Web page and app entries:
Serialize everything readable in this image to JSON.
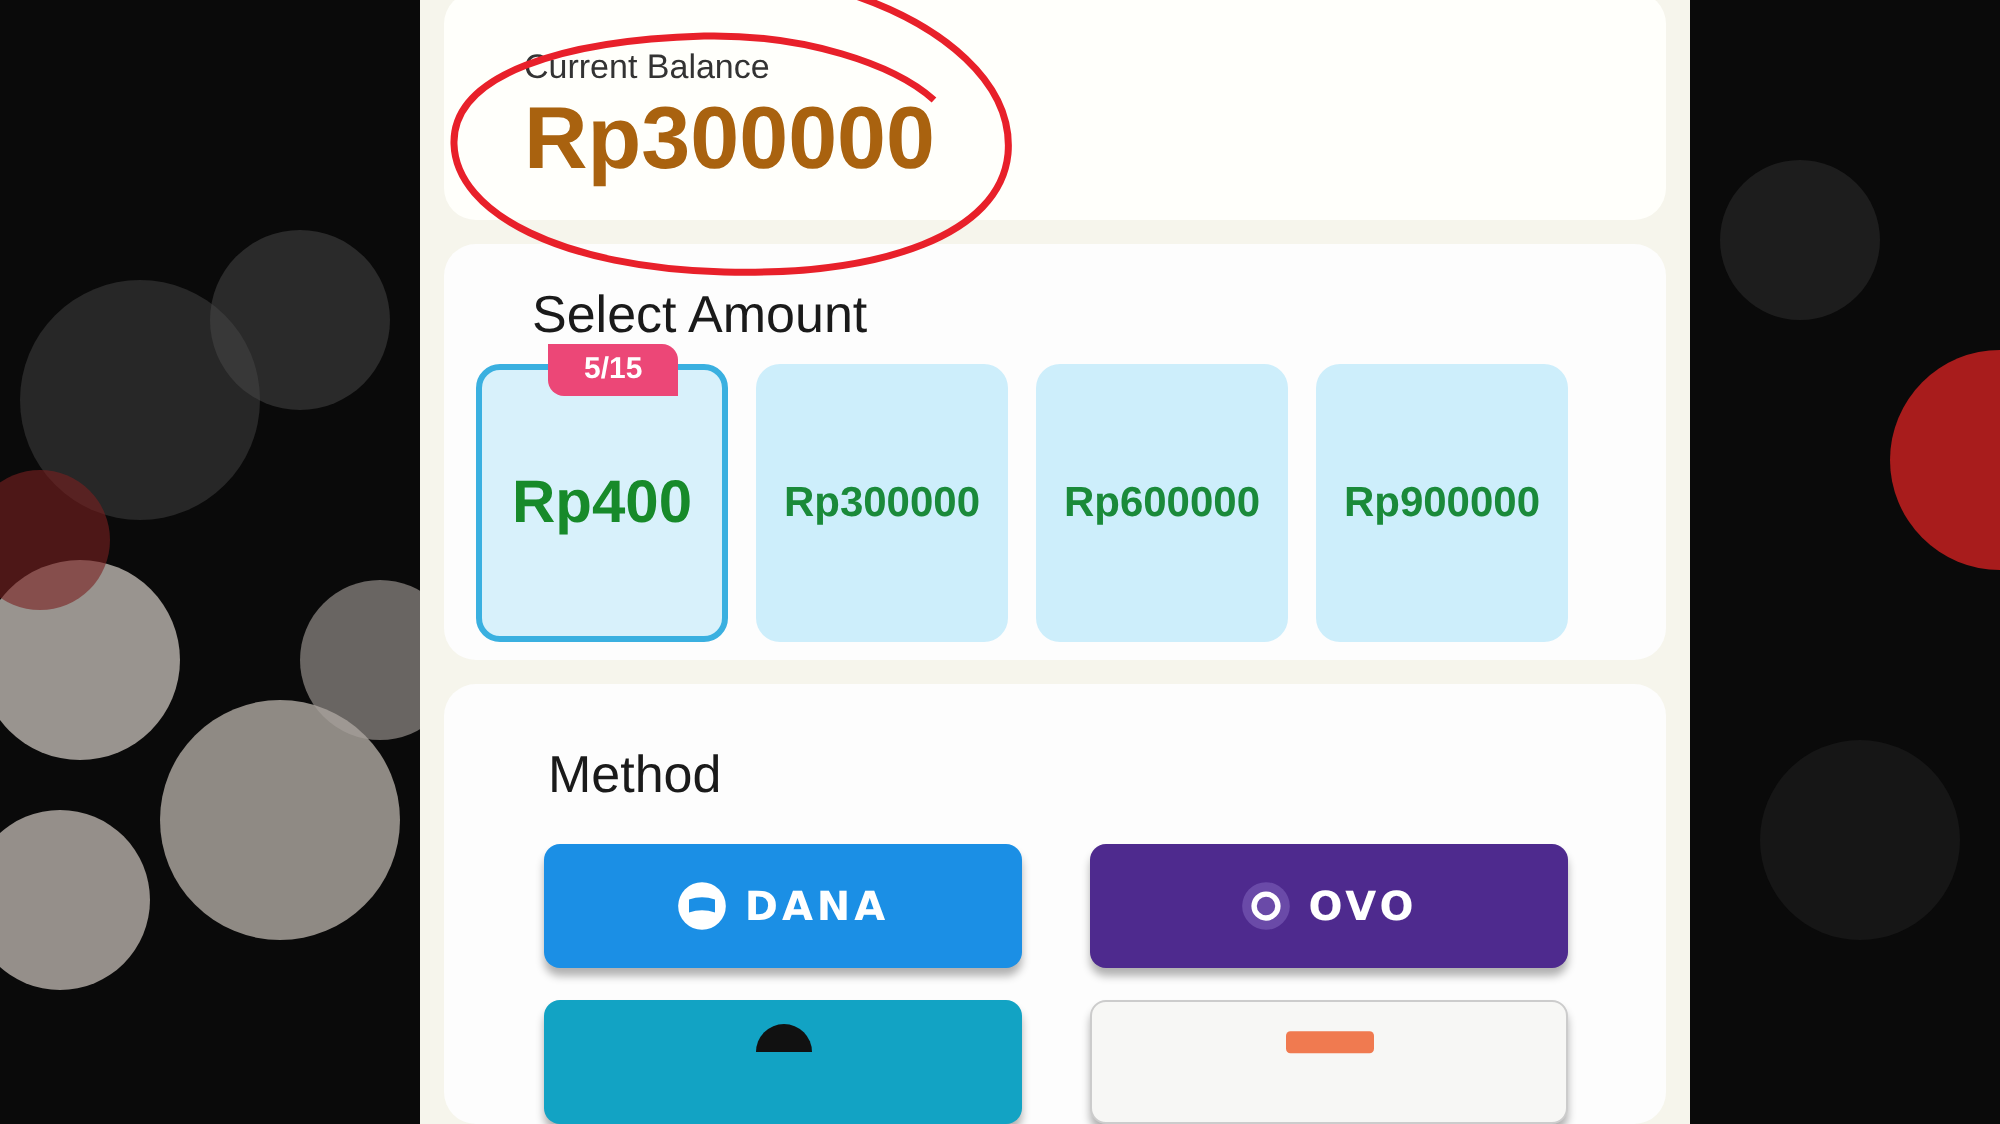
{
  "balance": {
    "label": "Current Balance",
    "amount": "Rp300000",
    "circled": true
  },
  "amounts": {
    "title": "Select Amount",
    "items": [
      {
        "label": "Rp400",
        "selected": true,
        "badge": "5/15"
      },
      {
        "label": "Rp300000",
        "selected": false
      },
      {
        "label": "Rp600000",
        "selected": false
      },
      {
        "label": "Rp900000",
        "selected": false
      }
    ]
  },
  "methods": {
    "title": "Method",
    "items": [
      {
        "kind": "dana",
        "label": "DANA",
        "color": "#1b8fe5"
      },
      {
        "kind": "ovo",
        "label": "OVO",
        "color": "#4e2a8e"
      },
      {
        "kind": "teal",
        "color": "#12a3c4"
      },
      {
        "kind": "light",
        "color": "#f7f7f5"
      }
    ]
  }
}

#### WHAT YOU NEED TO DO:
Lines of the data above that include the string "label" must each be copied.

#### SOLUTION TO THIS PROBLEM:
    "label": "Current Balance",
        "label": "Rp400",
        "label": "Rp300000",
        "label": "Rp600000",
        "label": "Rp900000",
        "label": "DANA",
        "label": "OVO",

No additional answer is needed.